**Task**
When a line below contains the word "ExampleBP", copy that line.

----- Source data -----

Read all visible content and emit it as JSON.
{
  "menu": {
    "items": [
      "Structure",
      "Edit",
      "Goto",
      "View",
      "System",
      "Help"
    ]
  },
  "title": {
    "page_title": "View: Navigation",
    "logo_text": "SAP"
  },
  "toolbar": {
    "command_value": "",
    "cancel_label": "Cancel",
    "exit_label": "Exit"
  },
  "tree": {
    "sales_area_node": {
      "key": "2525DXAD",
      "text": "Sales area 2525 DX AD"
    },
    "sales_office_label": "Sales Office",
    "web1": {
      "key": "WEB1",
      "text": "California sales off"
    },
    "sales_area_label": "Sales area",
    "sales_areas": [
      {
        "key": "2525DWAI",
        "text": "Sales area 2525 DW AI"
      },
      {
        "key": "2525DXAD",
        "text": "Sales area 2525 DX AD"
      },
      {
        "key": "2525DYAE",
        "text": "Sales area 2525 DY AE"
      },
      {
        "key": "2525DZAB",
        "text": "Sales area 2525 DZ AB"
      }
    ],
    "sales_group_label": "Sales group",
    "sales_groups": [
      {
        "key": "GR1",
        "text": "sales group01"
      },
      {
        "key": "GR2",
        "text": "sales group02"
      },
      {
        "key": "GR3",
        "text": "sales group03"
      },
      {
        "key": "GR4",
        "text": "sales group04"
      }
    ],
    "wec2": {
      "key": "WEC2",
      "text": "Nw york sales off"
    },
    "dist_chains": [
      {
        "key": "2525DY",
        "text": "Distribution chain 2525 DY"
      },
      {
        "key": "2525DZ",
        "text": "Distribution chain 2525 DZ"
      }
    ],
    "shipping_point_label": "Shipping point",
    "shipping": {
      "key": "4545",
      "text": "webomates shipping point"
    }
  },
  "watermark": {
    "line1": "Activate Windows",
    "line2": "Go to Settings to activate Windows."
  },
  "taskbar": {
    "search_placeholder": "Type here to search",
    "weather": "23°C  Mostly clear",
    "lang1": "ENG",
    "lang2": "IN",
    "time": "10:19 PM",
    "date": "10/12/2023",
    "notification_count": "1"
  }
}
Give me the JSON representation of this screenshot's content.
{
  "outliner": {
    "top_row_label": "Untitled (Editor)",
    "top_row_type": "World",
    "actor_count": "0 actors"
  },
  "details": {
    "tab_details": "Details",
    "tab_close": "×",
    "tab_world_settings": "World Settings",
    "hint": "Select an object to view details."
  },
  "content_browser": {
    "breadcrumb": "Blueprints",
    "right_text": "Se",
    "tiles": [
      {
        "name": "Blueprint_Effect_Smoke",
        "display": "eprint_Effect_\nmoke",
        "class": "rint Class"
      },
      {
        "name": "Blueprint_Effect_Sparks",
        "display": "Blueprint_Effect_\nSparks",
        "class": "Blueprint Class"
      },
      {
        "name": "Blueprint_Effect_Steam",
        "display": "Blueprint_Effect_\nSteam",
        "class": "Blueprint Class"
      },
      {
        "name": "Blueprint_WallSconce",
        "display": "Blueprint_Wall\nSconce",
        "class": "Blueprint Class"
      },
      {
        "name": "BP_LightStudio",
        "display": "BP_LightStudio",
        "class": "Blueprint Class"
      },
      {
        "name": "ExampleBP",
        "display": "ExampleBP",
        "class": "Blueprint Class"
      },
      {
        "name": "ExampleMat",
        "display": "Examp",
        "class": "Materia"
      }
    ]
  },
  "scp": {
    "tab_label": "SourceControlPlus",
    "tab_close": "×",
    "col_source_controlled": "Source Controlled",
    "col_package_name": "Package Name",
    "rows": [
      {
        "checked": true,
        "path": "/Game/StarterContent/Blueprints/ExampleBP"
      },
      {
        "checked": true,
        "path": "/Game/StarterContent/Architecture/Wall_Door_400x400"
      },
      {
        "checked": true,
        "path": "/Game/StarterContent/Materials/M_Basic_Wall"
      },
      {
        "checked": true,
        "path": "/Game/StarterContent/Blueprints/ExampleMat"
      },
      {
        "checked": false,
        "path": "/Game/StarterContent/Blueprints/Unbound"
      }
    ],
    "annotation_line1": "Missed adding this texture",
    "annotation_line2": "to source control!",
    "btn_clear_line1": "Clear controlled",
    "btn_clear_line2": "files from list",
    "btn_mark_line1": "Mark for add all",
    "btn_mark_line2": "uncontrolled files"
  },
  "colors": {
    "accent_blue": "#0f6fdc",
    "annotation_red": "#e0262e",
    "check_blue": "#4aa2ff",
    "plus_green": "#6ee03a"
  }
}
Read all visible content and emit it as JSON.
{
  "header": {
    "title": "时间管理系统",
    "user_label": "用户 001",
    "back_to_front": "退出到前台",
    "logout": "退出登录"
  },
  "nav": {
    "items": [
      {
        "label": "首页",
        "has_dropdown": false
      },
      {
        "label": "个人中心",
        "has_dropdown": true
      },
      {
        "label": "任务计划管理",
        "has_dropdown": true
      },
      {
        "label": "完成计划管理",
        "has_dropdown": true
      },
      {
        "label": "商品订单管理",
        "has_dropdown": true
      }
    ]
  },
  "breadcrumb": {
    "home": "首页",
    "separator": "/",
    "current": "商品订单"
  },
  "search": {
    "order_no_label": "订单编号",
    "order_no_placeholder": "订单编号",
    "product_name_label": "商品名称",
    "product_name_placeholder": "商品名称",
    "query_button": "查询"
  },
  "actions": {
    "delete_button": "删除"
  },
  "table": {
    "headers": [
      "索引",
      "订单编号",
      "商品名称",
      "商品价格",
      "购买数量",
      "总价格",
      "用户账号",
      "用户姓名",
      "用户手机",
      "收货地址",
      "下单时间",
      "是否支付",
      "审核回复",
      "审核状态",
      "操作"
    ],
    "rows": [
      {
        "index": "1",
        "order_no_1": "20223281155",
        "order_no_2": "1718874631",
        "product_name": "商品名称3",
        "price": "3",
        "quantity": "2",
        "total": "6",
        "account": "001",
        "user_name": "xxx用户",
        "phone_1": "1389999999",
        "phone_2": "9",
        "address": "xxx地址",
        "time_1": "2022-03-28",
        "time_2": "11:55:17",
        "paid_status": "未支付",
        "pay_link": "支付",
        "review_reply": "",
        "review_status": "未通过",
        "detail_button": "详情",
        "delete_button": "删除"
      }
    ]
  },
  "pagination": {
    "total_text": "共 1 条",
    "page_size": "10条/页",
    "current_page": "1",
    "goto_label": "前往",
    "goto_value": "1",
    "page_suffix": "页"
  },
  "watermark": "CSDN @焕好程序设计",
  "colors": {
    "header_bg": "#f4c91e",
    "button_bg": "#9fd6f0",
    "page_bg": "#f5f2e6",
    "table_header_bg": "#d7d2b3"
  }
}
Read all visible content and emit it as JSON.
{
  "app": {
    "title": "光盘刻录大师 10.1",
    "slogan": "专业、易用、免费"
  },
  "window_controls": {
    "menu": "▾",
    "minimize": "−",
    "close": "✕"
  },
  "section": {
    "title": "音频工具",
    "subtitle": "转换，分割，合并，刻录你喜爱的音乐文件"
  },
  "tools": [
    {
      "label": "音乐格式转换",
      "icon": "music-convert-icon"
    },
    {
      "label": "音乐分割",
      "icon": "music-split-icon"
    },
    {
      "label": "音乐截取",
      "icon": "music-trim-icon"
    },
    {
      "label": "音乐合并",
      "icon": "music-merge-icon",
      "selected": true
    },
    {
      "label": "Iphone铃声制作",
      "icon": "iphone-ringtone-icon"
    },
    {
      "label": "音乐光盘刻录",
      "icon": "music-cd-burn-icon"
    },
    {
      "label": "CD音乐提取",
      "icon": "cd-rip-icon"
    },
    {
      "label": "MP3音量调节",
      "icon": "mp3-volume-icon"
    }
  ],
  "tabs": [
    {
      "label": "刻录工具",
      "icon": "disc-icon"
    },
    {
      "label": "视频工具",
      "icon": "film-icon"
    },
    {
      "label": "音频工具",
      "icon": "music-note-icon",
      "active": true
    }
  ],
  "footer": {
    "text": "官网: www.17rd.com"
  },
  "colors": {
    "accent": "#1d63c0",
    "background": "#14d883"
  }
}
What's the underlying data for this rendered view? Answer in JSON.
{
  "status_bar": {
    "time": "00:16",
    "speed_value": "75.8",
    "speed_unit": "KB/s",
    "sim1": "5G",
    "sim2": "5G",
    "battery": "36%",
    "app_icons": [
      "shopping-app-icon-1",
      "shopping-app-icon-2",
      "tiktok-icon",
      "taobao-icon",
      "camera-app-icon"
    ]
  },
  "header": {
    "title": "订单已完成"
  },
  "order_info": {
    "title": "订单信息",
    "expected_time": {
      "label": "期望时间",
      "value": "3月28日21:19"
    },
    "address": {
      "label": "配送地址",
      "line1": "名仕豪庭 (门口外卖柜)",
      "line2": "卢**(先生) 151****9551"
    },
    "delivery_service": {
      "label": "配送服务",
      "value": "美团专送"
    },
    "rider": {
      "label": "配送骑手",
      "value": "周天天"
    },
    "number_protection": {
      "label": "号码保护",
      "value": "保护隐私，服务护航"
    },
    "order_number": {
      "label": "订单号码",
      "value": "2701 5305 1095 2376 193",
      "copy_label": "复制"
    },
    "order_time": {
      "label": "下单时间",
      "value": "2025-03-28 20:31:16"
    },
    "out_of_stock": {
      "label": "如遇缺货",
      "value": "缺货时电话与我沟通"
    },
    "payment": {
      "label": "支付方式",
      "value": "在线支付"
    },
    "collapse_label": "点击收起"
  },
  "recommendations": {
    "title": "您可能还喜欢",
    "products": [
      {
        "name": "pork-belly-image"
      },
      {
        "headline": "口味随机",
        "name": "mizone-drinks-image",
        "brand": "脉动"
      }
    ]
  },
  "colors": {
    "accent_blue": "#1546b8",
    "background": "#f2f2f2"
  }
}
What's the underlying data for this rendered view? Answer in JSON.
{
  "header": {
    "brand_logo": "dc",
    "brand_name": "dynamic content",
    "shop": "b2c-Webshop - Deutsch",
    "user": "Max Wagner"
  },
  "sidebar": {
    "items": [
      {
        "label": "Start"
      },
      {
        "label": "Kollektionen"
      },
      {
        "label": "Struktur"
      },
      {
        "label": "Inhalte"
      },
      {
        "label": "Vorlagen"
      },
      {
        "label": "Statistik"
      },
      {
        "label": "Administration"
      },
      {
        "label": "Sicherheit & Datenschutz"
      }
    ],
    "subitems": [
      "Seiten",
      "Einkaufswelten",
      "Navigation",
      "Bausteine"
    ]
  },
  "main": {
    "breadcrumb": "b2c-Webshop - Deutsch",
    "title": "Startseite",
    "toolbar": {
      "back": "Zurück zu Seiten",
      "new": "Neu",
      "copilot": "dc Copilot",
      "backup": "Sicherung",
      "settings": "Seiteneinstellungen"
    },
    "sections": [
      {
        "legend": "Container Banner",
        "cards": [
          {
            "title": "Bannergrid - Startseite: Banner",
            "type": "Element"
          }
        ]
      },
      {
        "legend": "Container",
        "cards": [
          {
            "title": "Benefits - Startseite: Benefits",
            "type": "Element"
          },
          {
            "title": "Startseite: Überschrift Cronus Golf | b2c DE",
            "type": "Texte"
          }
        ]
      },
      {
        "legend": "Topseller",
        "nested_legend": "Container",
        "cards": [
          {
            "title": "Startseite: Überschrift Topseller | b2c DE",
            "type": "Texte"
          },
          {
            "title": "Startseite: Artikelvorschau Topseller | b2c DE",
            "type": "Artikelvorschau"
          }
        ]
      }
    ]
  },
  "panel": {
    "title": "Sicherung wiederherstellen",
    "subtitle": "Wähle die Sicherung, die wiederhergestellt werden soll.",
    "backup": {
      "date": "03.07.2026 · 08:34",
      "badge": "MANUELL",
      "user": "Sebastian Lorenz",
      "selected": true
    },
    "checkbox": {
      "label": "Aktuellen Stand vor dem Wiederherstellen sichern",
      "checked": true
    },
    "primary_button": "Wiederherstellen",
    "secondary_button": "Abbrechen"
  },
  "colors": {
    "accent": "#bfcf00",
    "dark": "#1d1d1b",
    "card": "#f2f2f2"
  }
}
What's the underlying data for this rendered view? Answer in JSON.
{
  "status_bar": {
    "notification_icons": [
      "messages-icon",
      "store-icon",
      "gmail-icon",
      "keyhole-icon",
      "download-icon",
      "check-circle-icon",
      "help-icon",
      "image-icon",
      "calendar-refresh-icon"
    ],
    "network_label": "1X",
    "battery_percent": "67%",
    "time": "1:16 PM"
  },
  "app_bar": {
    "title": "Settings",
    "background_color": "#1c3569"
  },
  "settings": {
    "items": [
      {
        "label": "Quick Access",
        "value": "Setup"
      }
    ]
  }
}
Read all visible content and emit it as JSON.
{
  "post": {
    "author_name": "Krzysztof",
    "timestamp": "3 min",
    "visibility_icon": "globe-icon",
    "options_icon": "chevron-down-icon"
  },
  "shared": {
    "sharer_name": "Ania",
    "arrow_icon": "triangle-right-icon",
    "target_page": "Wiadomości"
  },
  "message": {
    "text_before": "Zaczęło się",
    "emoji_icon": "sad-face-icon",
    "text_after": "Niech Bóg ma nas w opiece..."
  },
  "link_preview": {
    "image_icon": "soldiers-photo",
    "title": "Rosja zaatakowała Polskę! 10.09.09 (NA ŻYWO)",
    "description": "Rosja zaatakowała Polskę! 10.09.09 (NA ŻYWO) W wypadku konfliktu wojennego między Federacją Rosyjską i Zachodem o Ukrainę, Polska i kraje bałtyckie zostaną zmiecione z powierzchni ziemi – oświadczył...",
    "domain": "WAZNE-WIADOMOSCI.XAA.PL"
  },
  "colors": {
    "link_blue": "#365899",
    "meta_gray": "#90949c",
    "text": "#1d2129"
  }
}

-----

**Response area**
        "name": "ExampleBP",
        "display": "ExampleBP",
        "path": "/Game/StarterContent/Blueprints/ExampleBP"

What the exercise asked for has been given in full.